2. (4-18) History of God’s relations with Israel.
3. (19-42) God’s decisions: to punish Israel, but also to limit Israel’s punishment and punish the enemy.
4. (43) Coda: Celebration of God’s deliverance of Israel.
5. (44-47) The song is read to the people and they are warned to take it to heart.
6. (48-52) Moses is told to ascend Mt. Nevo, from which he will view the land of Canaan and die.
Our Sacred Calling:
Some Thoughts on Navigating the Days of Awe
Rabbi Philip Ohriner
based on the writings of Rabbi Shai Held
Before the great and terrible day of the Lord comes, I will set portents in the sky and on earth: Blood and fire and pillars of smoke; The sun shall turn into darkness And the moon into blood. But everyone who calls upon (yikra) the name of the Lord shall be saved; for there shall be a remnant on Mount Zion and in Jerusalem, as the Lord promised.
Sifre Deuteronomy, Parashat Eikev, Piska 49
To walk in God’s ways (Deut. 11:22): These are the ways of God: “The Lord! the Lord! a God compassionate and gracious, slow to anger, abounding in kindness and faithfulness…(Ex. 34:6)”. And it says in the book of Joel “But everyone who is called (yikareh) the name of ‘the Lord’ shall be saved (Joel 3:5)”. But how is it possible for anyone to be called the name of God (the Lord)?! “Rather, as God is called merciful, so should you be merciful… as the Blessed Holy One is called compassionate, so should you be compassionate… As God is called righteous… so you too should be righteous. As God is called loving, so too should you be loving…”
Eliezer Berkovits, Prayer, p.81
Our Sages wanted to tell us that only one who is called by the name of God has the right to call upon the name of God . In other words, the only person who may truly pray for God’s kindness is one who is himself known for kindness. Only someone who embodies generosity has the right to ask the same from God. In order to receive kindness from God, we have first to embody it.

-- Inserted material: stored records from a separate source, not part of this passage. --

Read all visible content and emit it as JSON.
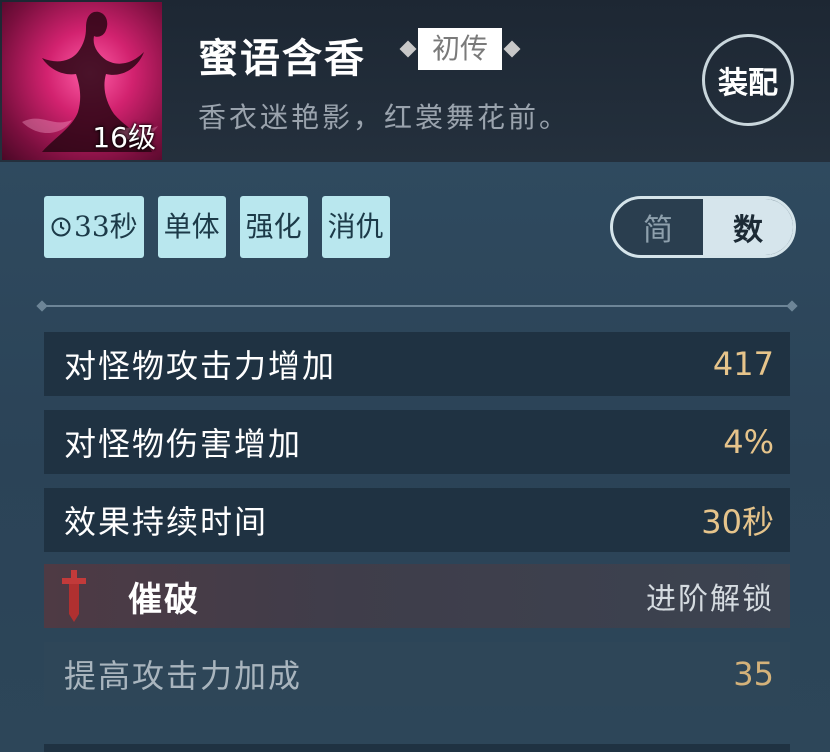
{
  "skill": {
    "name": "蜜语含香",
    "level": "16级",
    "rank": "初传",
    "description": "香衣迷艳影，红裳舞花前。",
    "equip_label": "装配"
  },
  "tags": [
    {
      "label": "33秒",
      "icon": "clock-icon"
    },
    {
      "label": "单体"
    },
    {
      "label": "强化"
    },
    {
      "label": "消仇"
    }
  ],
  "toggle": {
    "simple": "简",
    "numeric": "数",
    "selected": "数"
  },
  "stats": [
    {
      "label": "对怪物攻击力增加",
      "value": "417"
    },
    {
      "label": "对怪物伤害增加",
      "value": "4%"
    },
    {
      "label": "效果持续时间",
      "value": "30秒"
    }
  ],
  "breakthrough": {
    "icon": "sword-icon",
    "label": "催破",
    "status": "进阶解锁",
    "stats": [
      {
        "label": "提高攻击力加成",
        "value": "35"
      }
    ]
  },
  "colors": {
    "accent_tag": "#b9e7ee",
    "value_gold": "#e6c48b",
    "icon_pink": "#d2226f"
  }
}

Rabbi Shai Held, Being the Hesed We Pray For
The need to embody the kindness we ask for is not merely a normative obligation—though it is surely also that. It is also a simple psychological reality: unless we open our hearts in love and mercy and compassion, we will be unable to receive the love, mercy, and compassion God (or anyone else, for that matter) sends our way. A closed heart cannot receive any more than it can give. Or, to put it more positively, a heart truly open to receiving (as opposed to just taking) is also open to giving. And the process of giving itself has the potential to open us to the possibility of receiving. What we will ask for in the coming days is love, and forbearance, and forgiveness, and compassion; to be embraced and cared for in our own fragility and vulnerability. In order to receive those blessings, we have also to manifest them in the world. The processes of opening our hearts to God and opening them to each other are totally and necessarily entwined.
Minyan – Sunday 9:30 am & Monday – Thursday 7:00 p.m.

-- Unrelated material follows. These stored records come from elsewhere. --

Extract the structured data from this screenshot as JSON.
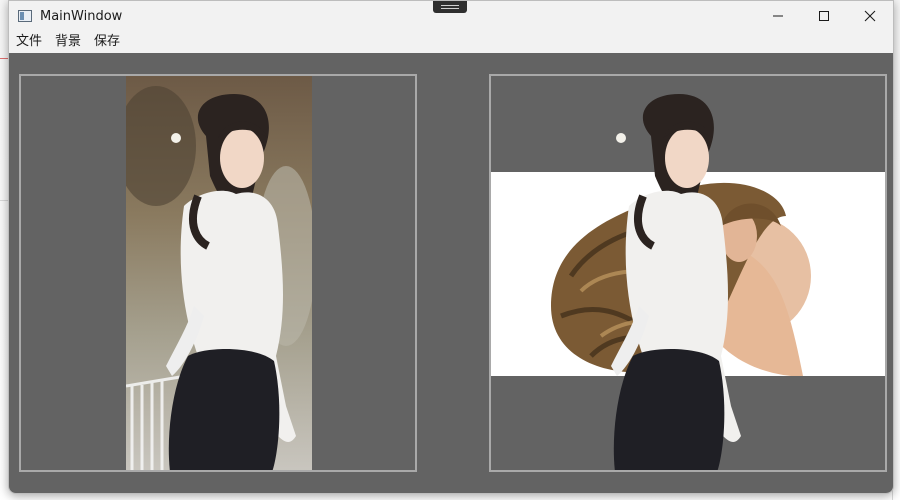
{
  "window": {
    "title": "MainWindow",
    "controls": {
      "minimize_icon": "minimize-icon",
      "maximize_icon": "maximize-icon",
      "close_icon": "close-icon"
    }
  },
  "menu": {
    "items": [
      {
        "label": "文件"
      },
      {
        "label": "背景"
      },
      {
        "label": "保存"
      }
    ]
  },
  "panels": {
    "left": {
      "content": "original photo of woman in white blouse"
    },
    "right": {
      "content": "composited photo with new white background"
    }
  },
  "colors": {
    "workspace": "#636363",
    "panel_border": "#a9a9a9",
    "titlebar": "#f2f2f2",
    "composite_background": "#ffffff"
  }
}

Sunday, September 8: Sukkah Building – 9:00 a.m.
Sunday, September 8: Back to School Event – 9:30 a.m.
Tuesday, September 10: An Evening of Israeli Music with Cantor Andres Levy – 7:30 – 10:00 p.m.
Friday, September 14: High Holy Days Study Sessions – 9:30 a.m.
Sunday, September 15: Congregational Information Meeting – 10:30 a.m.
Sunday, September 15: Sukkah Decorating Event – 11:00 a.m. – 1:00 p.m.
Friday, September 20: Shabbat Sukkah Supper – 6:30 – 9:30 p.m.
Saturday, September 21: Kid’s Sukkah Slumber Party – begins at 7:30 p.m.
Sunday, September 22: Pizza and Prizes Party – 12:30 – 1:00 p.m.
Monday, September 23: Does God Exist? It’s Not a True-False Question. It’s Multiple Choice! – 7:30 – 8:30 p.m.
Monday, September 9: Sounding the Shofar at Stanford University – 10:30 a.m.
Sunday, September 15: – Habitat for Jewmanity – volunteer to help build Sukkahs for those who can’t build their own
Saturday, September 21: Singles Sukkarama – for 40 -70 – 6:30 p.m.
Sunday, October 13: A Retrospective on Jewish Entertainers – 10:30 a.m.